Then in February, I turned 30. Two months later, I weaned my youngest. And somewhere in all of this, my metabolism lay down and brazenly gave me the finger as it died. One day I stepped on the scale and it said 176, and I realized that I was going to have to DO something unless I wanted it to keep going up.
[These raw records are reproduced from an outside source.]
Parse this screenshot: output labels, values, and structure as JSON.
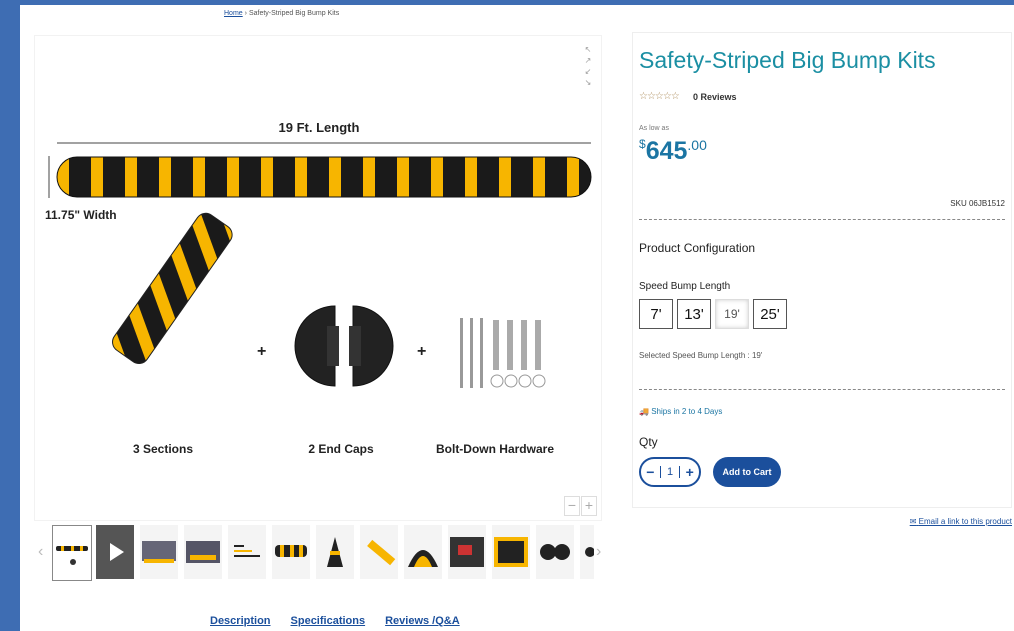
{
  "breadcrumb": {
    "home": "Home",
    "separator": "›",
    "current": "Safety-Striped Big Bump Kits"
  },
  "gallery": {
    "length_label": "19 Ft. Length",
    "width_label": "11.75\" Width",
    "items": [
      "3 Sections",
      "2 End Caps",
      "Bolt-Down Hardware"
    ],
    "plus": "+",
    "expand_icon": "↖ ↗ ↙ ↘",
    "zoom_out": "−",
    "zoom_in": "+"
  },
  "thumbs_nav": {
    "prev": "‹",
    "next": "›"
  },
  "product": {
    "title": "Safety-Striped Big Bump Kits",
    "stars": "☆☆☆☆☆",
    "reviews": "0 Reviews",
    "as_low_as": "As low as",
    "price_currency": "$",
    "price_dollars": "645",
    "price_cents": ".00",
    "sku": "SKU 06JB1512",
    "config_title": "Product Configuration",
    "speed_bump_label": "Speed Bump Length",
    "options": [
      "7'",
      "13'",
      "19'",
      "25'"
    ],
    "selected_text": "Selected Speed Bump Length : 19'",
    "ships": "Ships in 2 to 4 Days",
    "qty_label": "Qty",
    "qty_minus": "−",
    "qty_value": "1",
    "qty_plus": "+",
    "add_to_cart": "Add to Cart",
    "email_link": "Email a link to this product"
  },
  "tabs": [
    "Description",
    "Specifications",
    "Reviews /Q&A"
  ],
  "colors": {
    "page_bg": "#3e6db3",
    "title": "#1b8fa3",
    "price": "#1b75a3",
    "button": "#1b4f9c",
    "stripe_yellow": "#f7b500"
  }
}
My thoughts on my body are divided. Sometimes I look in the mirror and I see my fat thighs—oh, my thighs. Where I gain all of my weight, where reside almost all of my stretch marks. When I was pregnant, and up 40 pounds, people said, “well you’re all belly, you haven’t gained any weight at all!” I’d smile and think, “That’s because I’m wearing a skirt and you can’t see my thighs.” I had to buy all new maternity pants at 9 months pregnant, not because of my belly, but because of my thighs. They chafe horribly in the summer, so I catch myself waddling whenever I wear a skirt, to try to relieve the pain. And I see my chin and neck, which gained a roll when I was pregnant that had never been there before. And I see my belly, growing now because I’m pretty sure my thighs are running out of room to hold the fat. I have a roll. In a public restroom the other day I unzipped my pants so I could sit down after my five-year-old was finished, and she said, “mommy, we’re having a baby, next month!” I looked at my belly and wanted to cry. It hasn’t been flat in a while but damnit, my five-year-old thinks I look pregnant.
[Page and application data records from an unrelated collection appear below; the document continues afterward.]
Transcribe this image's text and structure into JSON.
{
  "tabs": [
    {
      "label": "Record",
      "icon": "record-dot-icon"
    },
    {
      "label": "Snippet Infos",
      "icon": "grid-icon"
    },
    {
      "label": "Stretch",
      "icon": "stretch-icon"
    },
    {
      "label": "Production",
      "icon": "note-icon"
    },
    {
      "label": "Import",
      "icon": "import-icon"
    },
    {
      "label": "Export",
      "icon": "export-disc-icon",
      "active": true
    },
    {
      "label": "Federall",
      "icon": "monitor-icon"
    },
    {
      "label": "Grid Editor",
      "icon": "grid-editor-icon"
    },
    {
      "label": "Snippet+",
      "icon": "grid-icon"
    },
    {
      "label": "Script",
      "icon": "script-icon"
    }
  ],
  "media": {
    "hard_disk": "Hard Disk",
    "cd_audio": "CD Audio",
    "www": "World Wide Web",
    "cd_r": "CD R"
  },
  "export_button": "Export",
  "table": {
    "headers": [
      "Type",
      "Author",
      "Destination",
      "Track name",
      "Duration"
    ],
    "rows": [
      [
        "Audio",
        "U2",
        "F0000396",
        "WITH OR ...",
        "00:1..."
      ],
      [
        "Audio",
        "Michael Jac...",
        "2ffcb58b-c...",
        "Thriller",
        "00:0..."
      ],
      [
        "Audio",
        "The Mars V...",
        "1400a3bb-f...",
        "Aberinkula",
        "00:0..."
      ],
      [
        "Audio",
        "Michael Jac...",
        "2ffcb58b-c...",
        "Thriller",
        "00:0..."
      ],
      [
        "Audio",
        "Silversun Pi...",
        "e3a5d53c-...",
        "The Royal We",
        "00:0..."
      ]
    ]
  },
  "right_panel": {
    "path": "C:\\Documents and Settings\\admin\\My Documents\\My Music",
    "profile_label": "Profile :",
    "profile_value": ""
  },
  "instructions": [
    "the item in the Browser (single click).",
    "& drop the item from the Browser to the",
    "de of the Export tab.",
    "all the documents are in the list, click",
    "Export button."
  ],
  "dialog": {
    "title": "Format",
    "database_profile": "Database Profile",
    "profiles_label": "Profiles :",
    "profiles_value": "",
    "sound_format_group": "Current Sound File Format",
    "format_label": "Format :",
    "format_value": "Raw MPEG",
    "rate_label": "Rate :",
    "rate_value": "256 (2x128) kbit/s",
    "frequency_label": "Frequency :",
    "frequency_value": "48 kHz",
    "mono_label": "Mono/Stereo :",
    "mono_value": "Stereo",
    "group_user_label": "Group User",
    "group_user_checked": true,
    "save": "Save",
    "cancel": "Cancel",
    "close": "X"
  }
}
Other times I look in the mirror and smile. I see my curves, I see my thin waist, I see my rather large breasts (usually, for these smiling sessions, I’m in a bra so they look nice and perky and I can’t see how far they sag after nearly three years of cumulative breastfeeding). I see a woman who doesn’t LOOK like she weighs nearly 180 pounds. I like that lady. I like those days.
One day I was getting ready to run errands, and in the process of doing so dancing around my room in a bra and underwear to the music playing on my iPod speaker. I boogied into the bathroom, looked in the mirror, and smiled. Smiled at that sexy lady in her underthings breaking it down to some good music. And in that smile, I noticed my toddler standing behind me, smiling and dancing as well.
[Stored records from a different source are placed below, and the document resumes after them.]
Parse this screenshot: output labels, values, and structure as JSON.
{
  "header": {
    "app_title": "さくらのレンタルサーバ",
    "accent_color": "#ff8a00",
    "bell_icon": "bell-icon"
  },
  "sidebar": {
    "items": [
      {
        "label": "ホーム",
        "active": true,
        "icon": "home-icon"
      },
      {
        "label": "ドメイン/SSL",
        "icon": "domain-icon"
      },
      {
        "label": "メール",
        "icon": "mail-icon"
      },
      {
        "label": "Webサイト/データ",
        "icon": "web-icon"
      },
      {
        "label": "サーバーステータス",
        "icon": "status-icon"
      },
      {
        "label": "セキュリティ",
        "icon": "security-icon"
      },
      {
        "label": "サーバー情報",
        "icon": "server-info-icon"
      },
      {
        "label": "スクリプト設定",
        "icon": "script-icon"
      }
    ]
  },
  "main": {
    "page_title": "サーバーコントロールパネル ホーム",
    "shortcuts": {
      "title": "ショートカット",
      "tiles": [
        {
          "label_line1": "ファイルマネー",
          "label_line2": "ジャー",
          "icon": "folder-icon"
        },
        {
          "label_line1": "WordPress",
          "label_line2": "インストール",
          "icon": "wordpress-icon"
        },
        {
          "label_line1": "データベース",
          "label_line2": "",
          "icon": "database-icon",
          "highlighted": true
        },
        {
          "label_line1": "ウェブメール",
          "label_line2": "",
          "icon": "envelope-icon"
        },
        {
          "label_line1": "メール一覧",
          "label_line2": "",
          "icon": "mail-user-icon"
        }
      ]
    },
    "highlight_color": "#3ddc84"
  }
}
Those are the days I want my daughters to remember. I want them to know a mom who thinks she’s beautiful whether she’s 140 or 180 pounds. I want them to remember a mom who didn’t complain about dieting all the time or how she looked or criticized her body in front of them. I want them to love their own bodies and be able to look in the mirror and smile.
It’s hard sometimes. Some days I just don’t feel it. I can’t look at pictures of myself without grimacing, at least on the inside. But I figure the best I can do is try to hide the occasional loathing from them, while trying to eat better and exercise more.
I was going to post last year at one year post-partum, like I did with my first. Then I got vain. I thought, well, I haven’t exercised much so why don’t I wait until 18 months to see if I can “improve”? And then at 18 months I was gaining, so I figured I’d wait until she was two. But you know what? Screw that. Here I am at 22 months post-partum, struggling with weight gain and so far unsuccessful with carrying an exercise plan past day two. But now I know it’s not the camera that adds 15 pounds. It’s LIFE. It’s excuses and exhaustion and chocolate (delicious, delicious chocolate) and laziness. But knowing is half the battle, right? Right?
These pictures are 22 months post partum. I included one to show the improvement I see when wearing a properly fitting bra—this was shortly after my post-weaning fitting, my first underwire bra in nearly two years. It’s a 32FF.